I don't want you to be a "bestseller"

Clients often ask me: What does it take to become a bestseller in Canada? I give them the vague and deeply unsatisfying answer that they need to sell enough books in a given week at particular retailers to make a newspaper's bestseller's list. The exact number of books isn't clear, and likely changes from list to list, but the figure 5,000 seems to float around. 

But then I ask why they want to be a bestseller. Isn't it more important for them to have a quality book that tells their story, builds trust with their audience and entices the reader back for more? "Bestseller" doesn't inherently mean any of that. In fact, the term has kind of been poisoned.

You likely know, in your gut, that not all "bestsellers" are equal. Many people want to be able to say they're bestsellers, because they believe it casts them in a warm aura that will convince the general public to trust them/hire them/go on a date with them. It's great marketing, they'll say.

Here's a non-scientific poll of my Twitter followers on the subject:

How did "bestseller" become a dirty word?

"Bestselling author" had a bucketload of prestige attached for a long time. There were gatekeepers (such as the New York Times) who guarded entry to the list with a secret formula of books sold or ordered from bellwether retailers.

Today, there are still prestigious bestseller lists authors can aspire to.

But there are also a bunch of services that offer to help turn anyone into a bestseller. And if anyone can be a bestseller, then does the word have any meaning anymore? Yes, absolutely. That's what makes it so appealing to so many people. It's why there are so many services to hire to turn you into a best-seller.

When "bestseller" is earned with an un-put-down-able book and bestowed by a respected list, the honorific "bestseller" deserves to be celebrated. In such cases, the term is a key indicator that you hold in your hands a book worth, at the very least, reading the back of.

But, as we know, not all bestsellers are equal.

You can scam some bestseller lists with little effort, 10 minutes and a few Toonies

It's not always clear from the book cover, or someone's Twitter bio, what their use of "bestseller" means. When you see someone call themselves a bestselling author, be sure to do a little research of your own before you put them up on a shelf beside John Hodgman and Marie Kondo. Research can be as simple as Googling them, judging their online presence for yourself and taking a peek into their book via an online retailer.

You can be a "bestseller" with five minutes of work and $3. For an amusing, but frustrating example of this, consider "best-selling author" Brent Underwood's piece for Observer.com. Underwood became an Amazon bestseller by gaming Amazon's categories and taking a quick screenshot:

As Amazon has become the big dog in the book world, the “Amazon Bestseller” status has come to be synonymous with being an actual bestseller. This is not true, and I can prove it. ... Last week, I put up a fake book on Amazon. I took a photo of my foot, uploaded to Amazon, and in a matter of hours, had achieved  “No. 1 Best Seller” status, complete with the orange banner and everything.

Even big names on reputed lists may be there thanks to deep pockets more than organic sales.
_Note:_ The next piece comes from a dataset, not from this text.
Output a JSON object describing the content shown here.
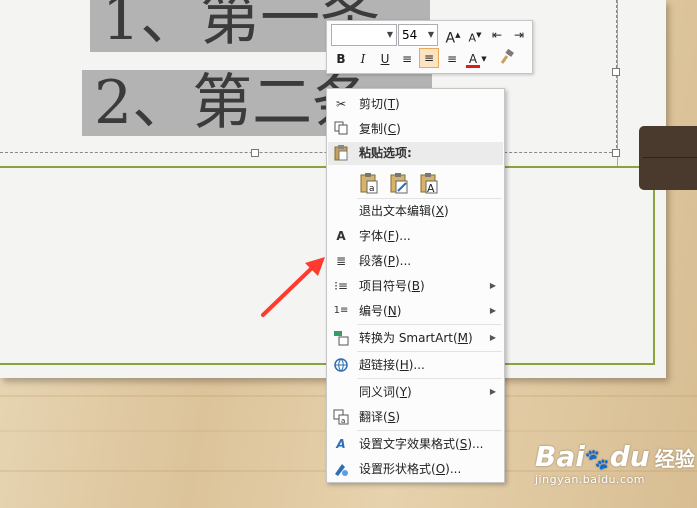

Here's Forbes describing the process of buying one's way onto the New York Times list:

...essentially a laundering operation aimed at deceiving the book-buying public into believing a title is more in-demand than it is.

If not a bestseller, then what?

In a world where "bestseller" has a nebulous definition, what aspirations are still out there for authors?

I recommend starting with "author." An author is someone who has taken the time and effort to craft a lengthy, well-organized manuscript that represents their thoughts. Being an author doesn't automatically make you a subject-matter expert (though some will claim it does). What it absolutely does do, in my experience, is show that an individual has invested time to develop an idea, edit and revise that idea, and craft it in a way that is meant to be helpful to some public audience.

Being an author shows dedication. That includes authors who have the professional guidance of an editor and those who dictate the content to a ghostwriter (hey, writing isn't everybody's jam).

Writing a book is not particularly easy. There are formulas you can follow and outlines that make it a more straight-forward process. Yet, inevitably, to create a very good book, you need time, thoughtfulness, an honest and talented editor, and the fortitude to put your words out into the world.

In my books, putting in the sweat and tears to earn the title "author" is a gold standard all its own. 

More sources about what it really means to be a bestselling author:

Melissa Leong in the National Post on how her vampire novel became a Canadian bestseller in six months (but didn't make her much money) 

Kailin Gow for Fast Company on what being a bestselling author really means (including a comparison of Amazon's top lists and the New York Times'.)

Samantha Francis for BooknetCanada.ca on what it means to be a bestseller in Canada (this one is from 2013)